EXERCISE DESCRIPTION: Give back the records in their entirety, exactly.
· · · ·
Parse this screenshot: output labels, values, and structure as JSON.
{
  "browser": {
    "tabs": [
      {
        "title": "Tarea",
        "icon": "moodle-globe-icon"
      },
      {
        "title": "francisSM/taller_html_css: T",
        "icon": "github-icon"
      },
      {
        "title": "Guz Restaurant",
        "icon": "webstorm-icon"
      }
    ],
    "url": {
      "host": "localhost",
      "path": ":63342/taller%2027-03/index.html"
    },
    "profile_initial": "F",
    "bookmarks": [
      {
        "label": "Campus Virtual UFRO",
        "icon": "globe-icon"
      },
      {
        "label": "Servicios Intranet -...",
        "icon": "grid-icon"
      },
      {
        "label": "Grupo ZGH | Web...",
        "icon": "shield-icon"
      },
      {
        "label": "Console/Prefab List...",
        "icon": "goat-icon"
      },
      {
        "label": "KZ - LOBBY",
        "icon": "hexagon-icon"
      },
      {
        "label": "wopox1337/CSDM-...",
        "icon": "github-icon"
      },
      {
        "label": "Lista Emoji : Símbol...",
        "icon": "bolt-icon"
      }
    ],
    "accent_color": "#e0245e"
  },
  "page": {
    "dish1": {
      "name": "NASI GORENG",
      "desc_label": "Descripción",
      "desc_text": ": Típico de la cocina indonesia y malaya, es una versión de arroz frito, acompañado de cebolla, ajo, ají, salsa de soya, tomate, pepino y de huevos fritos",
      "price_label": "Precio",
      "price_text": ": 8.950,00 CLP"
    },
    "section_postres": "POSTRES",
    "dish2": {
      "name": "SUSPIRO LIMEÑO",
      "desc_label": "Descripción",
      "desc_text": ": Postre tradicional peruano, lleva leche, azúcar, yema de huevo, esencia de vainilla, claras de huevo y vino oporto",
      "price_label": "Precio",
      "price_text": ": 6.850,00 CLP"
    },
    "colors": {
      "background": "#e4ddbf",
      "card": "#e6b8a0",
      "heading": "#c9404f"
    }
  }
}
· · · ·
ANSWER TO THIS EXERCISE:
Parse this screenshot: output labels, values, and structure as JSON.
{
  "browser": {
    "tabs": [
      {
        "title": "Tarea",
        "icon": "moodle-globe-icon"
      },
      {
        "title": "francisSM/taller_html_css: T",
        "icon": "github-icon"
      },
      {
        "title": "Guz Restaurant",
        "icon": "webstorm-icon"
      }
    ],
    "url": {
      "host": "localhost",
      "path": ":63342/taller%2027-03/index.html"
    },
    "profile_initial": "F",
    "bookmarks": [
      {
        "label": "Campus Virtual UFRO",
        "icon": "globe-icon"
      },
      {
        "label": "Servicios Intranet -...",
        "icon": "grid-icon"
      },
      {
        "label": "Grupo ZGH | Web...",
        "icon": "shield-icon"
      },
      {
        "label": "Console/Prefab List...",
        "icon": "goat-icon"
      },
      {
        "label": "KZ - LOBBY",
        "icon": "hexagon-icon"
      },
      {
        "label": "wopox1337/CSDM-...",
        "icon": "github-icon"
      },
      {
        "label": "Lista Emoji : Símbol...",
        "icon": "bolt-icon"
      }
    ],
    "accent_color": "#e0245e"
  },
  "page": {
    "dish1": {
      "name": "NASI GORENG",
      "desc_label": "Descripción",
      "desc_text": ": Típico de la cocina indonesia y malaya, es una versión de arroz frito, acompañado de cebolla, ajo, ají, salsa de soya, tomate, pepino y de huevos fritos",
      "price_label": "Precio",
      "price_text": ": 8.950,00 CLP"
    },
    "section_postres": "POSTRES",
    "dish2": {
      "name": "SUSPIRO LIMEÑO",
      "desc_label": "Descripción",
      "desc_text": ": Postre tradicional peruano, lleva leche, azúcar, yema de huevo, esencia de vainilla, claras de huevo y vino oporto",
      "price_label": "Precio",
      "price_text": ": 6.850,00 CLP"
    },
    "colors": {
      "background": "#e4ddbf",
      "card": "#e6b8a0",
      "heading": "#c9404f"
    }
  }
}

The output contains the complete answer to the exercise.